New Research Explores Barriers to Thought Leadership

For immediate release                                  Contact:    Ed Barks
Wednesday, February 12, 2014                                     (540) 955-0600

“Remember a time not so long ago when you could generate some marketing copy, put it on your web site or in a brochure, and try to separate yourself from the competition? Those days are over.” That cautionary note begins a just-released research report authored by Barks Communications President Ed Barks.

The new resource is titled, But Mom Told Me Never to Brag: Overcoming the Thought Leadership Hurdles. Barks interviewed several luminaries in the thought leadership field as an integral part of his research.

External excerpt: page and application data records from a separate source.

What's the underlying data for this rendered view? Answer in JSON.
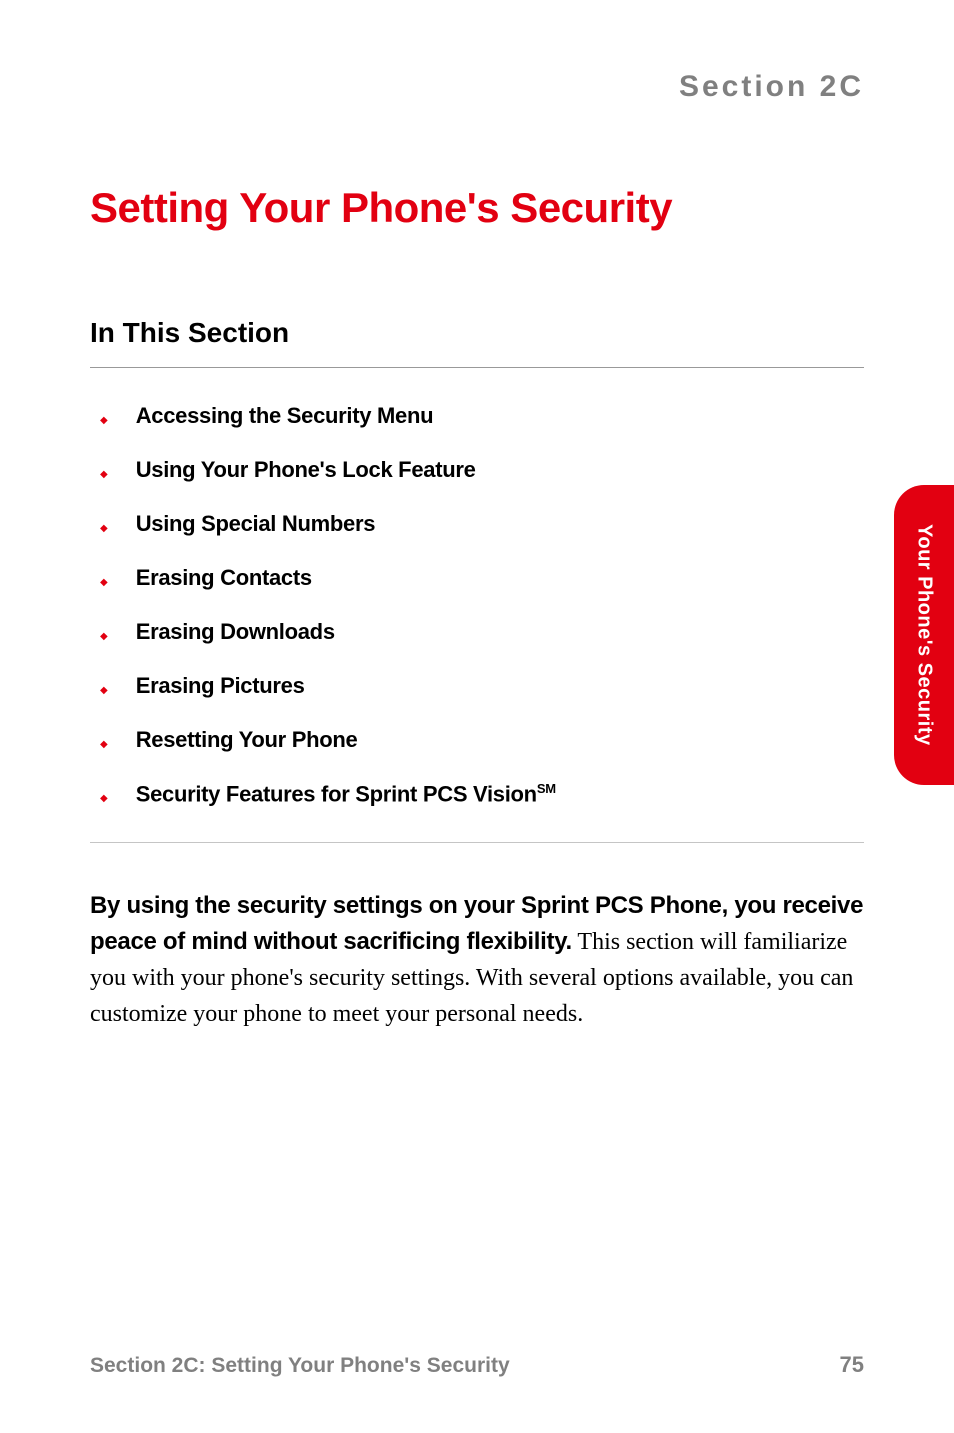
{
  "section_label": "Section 2C",
  "main_title": "Setting Your Phone's Security",
  "subsection_title": "In This Section",
  "toc_items": [
    "Accessing the Security Menu",
    "Using Your Phone's Lock Feature",
    "Using Special Numbers",
    "Erasing Contacts",
    "Erasing Downloads",
    "Erasing Pictures",
    "Resetting Your Phone",
    "Security Features for Sprint PCS Vision"
  ],
  "toc_superscript": "SM",
  "intro_bold": "By using the security settings on your Sprint PCS Phone, you receive peace of mind without sacrificing flexibility.",
  "intro_body": " This section will familiarize you with your phone's security settings. With several options available, you can customize your phone to meet your personal needs.",
  "side_tab": "Your Phone's Security",
  "footer_left": "Section 2C: Setting Your Phone's Security",
  "page_number": "75",
  "colors": {
    "accent_red": "#e20011",
    "gray_text": "#808080"
  }
}
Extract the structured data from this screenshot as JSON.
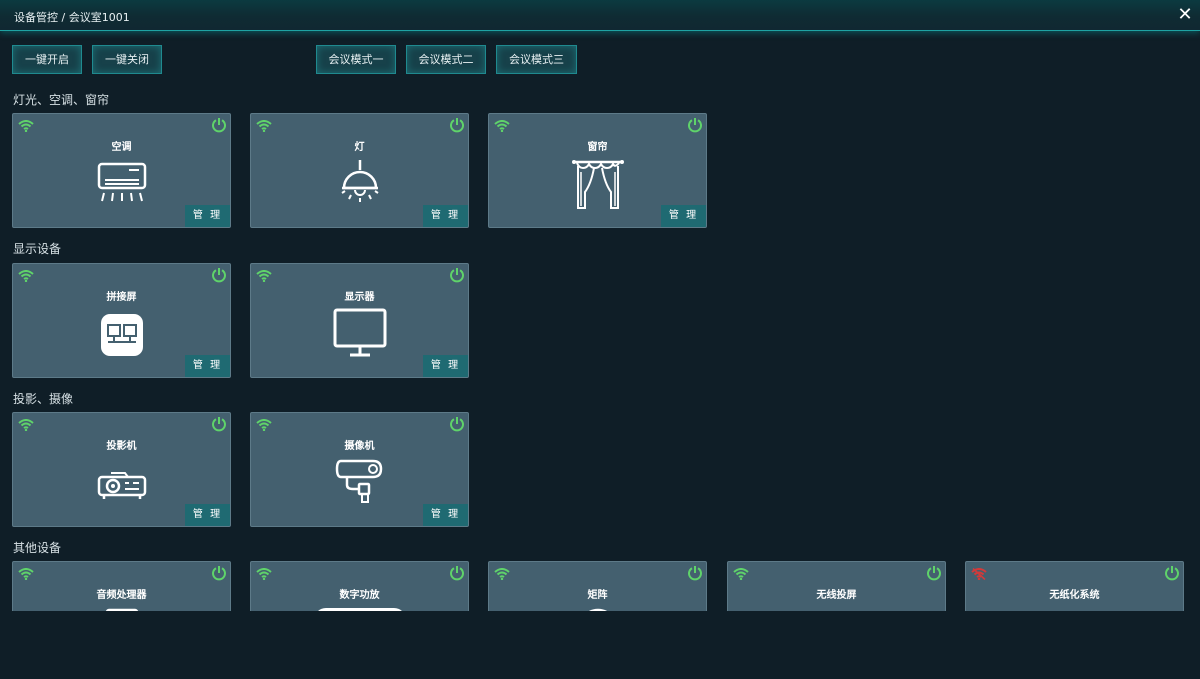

“Whether you call it ‘thought leadership’ or ‘content marketing,’ it all boils down to leveraging knowledge to better help executives connect with consumers, clients, and communities,” said Barks.

But Mom Told Me Never to Brag: Overcoming the Thought Leadership Hurdles was written to aid CEOs and other C-level and senior corporate officers—and the communicators who advise them—seeking to burnish their reputations.

“The notion of thought leadership has been around for years,” Barks added. “Despite that, our culture—and our Moms—tell us to shy away from self-promotion. But Mom Told Me Never to Brag is designed to ease some of those psychological barriers and make it easier for today’s leaders to pursue a strategy capable of enhancing their careers, causes, and organizations.”

Barks’ new work sets forth why thought leadership is vital to raising an executive’s professional profile, how taking on a thought leadership role benefits his organization and career, how to brag without really bragging, and next steps that can amplify thought leadership capacity.

As the report concludes regarding thought leadership, “Act as if your career and business goals depend on it. They do, you know.”

But Mom Told Me Never to Brag: Overcoming the Thought Leadership Hurdles is available as a free download at

The new research report is the most recent in an ongoing series. Past reports include “The Lasting Effects of Media Training: Lifelong Learning or Temporary Phenomenon?” and “Can We Talk Off the Record? Resolving Disagreements, Increasing Understanding Between Reporters and Public Relations Practitioners.”

Ed Barks zeroes in on the messages and skills that executives need on a daily basis. They gain sharper verbal and nonverbal talents, greater confidence, more opportunities for career advancement, and achievement of long-term business goals. He is the author of The Truth About Public Speaking: The Three Keys to Great Presentations. As President of Barks Communications since 1997, he has taught more than 4600 business leaders, association executives, and other experts how to succeed when they deal with the media, deliver presentations, and testify before government officials.